This is a match made in heaven.
If you have twang in your speaking voice, hooray for you! Check for this: Can you imitate cartoon or comedy characters in your high/mixed voice? (This cannot be breathy). It should be loud and whiney with a brassy, bright sound. Can you make a nasty, witchy sound, or nyae-ae-ae like a horse (make it usually whiney). Now, check yourself. Did this happen effortlessly in your mixed voice, or are you trying really hard and getting stuck in your chest voice? Trying too hard will only get you in trouble. You must practise this the correct way and build from there. This is the nay-nay-nay exercises in SLS.
Twang is a great quality to have for any genre of singing. It means you have a tilted cartilage and are able to narrow your Aryepiglottic Sphincter. I know, it’s a big word….but it’s important! The physiology is very complex within the larynx. Just know that the ability to narrow the AES is key to “the illusion of power” in rock singing.
Twang is easier to produce in higher frequencies than it is in lower frequencies. The sensation of making twang originates high up in the back of the throat. Rock singers who can twang usually have no issues with bridging or “mixing”. Just think Steven Tyler, Ken Tamplin, Jamie Vendera or Robert Lunte; these singers all have great twang.
How did they get such great twang?
1. Great breath control.
2. Great bridging.
3. Great cord closure.
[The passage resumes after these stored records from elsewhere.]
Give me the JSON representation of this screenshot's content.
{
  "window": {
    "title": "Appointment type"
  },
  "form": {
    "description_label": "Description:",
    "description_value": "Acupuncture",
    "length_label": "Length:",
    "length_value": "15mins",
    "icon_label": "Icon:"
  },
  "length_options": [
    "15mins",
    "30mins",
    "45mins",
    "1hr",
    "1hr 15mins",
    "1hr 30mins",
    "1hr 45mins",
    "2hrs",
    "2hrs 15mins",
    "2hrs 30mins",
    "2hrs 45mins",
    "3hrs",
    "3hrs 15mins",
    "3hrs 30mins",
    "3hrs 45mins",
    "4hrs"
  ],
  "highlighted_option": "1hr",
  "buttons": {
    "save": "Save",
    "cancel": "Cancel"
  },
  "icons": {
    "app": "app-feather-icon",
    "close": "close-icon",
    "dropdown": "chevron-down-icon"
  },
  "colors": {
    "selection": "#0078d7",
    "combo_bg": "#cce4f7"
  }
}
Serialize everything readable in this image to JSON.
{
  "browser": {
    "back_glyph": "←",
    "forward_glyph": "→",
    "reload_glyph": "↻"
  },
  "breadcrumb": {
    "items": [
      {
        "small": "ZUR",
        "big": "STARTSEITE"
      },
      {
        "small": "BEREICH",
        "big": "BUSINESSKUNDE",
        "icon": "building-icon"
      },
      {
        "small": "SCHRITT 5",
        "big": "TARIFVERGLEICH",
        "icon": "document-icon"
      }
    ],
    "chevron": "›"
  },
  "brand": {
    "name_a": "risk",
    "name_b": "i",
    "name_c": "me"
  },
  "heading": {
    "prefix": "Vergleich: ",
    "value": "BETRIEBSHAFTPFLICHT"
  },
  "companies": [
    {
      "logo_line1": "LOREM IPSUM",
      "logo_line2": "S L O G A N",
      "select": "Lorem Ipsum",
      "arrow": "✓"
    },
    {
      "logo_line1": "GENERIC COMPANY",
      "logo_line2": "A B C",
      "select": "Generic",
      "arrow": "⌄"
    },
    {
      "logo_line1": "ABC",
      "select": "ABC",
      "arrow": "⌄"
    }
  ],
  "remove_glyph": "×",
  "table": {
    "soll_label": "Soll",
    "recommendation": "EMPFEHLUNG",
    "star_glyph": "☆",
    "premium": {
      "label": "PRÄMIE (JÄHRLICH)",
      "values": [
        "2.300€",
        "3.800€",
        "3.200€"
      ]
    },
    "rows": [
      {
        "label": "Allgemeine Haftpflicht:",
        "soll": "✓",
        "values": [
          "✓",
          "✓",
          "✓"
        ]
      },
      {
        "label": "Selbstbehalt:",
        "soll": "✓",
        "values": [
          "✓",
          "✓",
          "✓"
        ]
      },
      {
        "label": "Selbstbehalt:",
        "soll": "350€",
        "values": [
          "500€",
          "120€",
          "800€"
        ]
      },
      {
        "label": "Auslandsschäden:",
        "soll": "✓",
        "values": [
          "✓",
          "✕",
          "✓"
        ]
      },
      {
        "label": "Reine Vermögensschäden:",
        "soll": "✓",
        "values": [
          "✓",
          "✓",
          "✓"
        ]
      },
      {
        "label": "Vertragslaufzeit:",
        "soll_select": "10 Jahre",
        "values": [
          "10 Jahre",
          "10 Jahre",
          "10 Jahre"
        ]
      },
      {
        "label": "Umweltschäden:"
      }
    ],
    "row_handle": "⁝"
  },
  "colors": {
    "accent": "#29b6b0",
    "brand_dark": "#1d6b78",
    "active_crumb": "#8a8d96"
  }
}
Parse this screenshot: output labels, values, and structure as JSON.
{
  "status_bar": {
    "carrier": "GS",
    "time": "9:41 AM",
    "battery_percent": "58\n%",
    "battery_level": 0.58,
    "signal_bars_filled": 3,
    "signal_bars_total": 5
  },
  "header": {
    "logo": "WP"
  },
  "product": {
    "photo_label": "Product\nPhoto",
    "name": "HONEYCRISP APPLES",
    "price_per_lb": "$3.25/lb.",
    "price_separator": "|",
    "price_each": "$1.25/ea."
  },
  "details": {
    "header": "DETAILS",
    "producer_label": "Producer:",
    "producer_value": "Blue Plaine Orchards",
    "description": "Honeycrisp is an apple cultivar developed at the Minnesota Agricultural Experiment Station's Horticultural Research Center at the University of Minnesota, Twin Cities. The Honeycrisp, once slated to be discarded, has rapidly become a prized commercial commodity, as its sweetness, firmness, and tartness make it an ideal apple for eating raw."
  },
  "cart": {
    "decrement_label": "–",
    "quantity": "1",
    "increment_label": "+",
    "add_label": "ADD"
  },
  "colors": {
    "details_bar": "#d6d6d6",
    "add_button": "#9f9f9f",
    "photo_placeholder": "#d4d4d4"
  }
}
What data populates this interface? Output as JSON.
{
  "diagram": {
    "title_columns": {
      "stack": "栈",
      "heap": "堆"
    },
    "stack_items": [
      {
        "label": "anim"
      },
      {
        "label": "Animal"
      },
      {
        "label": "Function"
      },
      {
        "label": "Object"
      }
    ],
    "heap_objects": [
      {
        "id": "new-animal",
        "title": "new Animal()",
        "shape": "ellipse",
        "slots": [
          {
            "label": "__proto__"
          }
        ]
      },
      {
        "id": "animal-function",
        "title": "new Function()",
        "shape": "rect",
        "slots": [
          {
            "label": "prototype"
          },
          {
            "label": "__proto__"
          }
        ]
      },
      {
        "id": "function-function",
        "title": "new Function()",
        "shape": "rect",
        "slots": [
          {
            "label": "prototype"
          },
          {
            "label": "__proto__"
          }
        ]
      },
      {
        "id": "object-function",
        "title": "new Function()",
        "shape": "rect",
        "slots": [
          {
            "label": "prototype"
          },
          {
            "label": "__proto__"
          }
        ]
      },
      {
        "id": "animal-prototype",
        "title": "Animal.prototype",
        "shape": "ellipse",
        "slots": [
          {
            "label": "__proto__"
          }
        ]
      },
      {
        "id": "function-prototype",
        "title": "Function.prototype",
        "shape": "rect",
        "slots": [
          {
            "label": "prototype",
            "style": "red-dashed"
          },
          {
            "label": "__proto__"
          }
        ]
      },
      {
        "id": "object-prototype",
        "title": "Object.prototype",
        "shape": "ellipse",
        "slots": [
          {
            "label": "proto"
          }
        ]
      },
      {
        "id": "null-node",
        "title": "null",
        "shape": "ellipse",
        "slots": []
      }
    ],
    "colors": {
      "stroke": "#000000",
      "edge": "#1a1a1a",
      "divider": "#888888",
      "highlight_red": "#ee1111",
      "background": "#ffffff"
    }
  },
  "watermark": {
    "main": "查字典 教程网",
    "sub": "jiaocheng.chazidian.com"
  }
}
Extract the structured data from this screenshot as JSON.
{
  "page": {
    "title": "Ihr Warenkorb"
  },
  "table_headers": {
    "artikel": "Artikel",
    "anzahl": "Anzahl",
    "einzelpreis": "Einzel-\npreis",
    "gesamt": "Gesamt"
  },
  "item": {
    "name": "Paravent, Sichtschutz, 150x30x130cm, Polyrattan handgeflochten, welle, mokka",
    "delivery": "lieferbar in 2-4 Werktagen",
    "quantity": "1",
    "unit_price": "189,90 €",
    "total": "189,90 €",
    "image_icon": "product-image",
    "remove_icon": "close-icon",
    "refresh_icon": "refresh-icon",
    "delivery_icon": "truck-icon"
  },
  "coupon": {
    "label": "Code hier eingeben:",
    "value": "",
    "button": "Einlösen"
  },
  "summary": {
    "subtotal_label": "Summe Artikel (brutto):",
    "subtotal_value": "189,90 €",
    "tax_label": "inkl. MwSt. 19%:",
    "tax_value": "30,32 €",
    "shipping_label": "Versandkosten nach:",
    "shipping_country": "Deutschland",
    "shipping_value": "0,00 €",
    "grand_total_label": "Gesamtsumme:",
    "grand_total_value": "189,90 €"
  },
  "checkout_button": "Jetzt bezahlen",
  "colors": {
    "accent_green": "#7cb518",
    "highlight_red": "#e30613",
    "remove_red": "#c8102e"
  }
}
3. Optimum effort in all the correct places.
4. No fear.
Questions? Comments? I look forward to you leaving them here.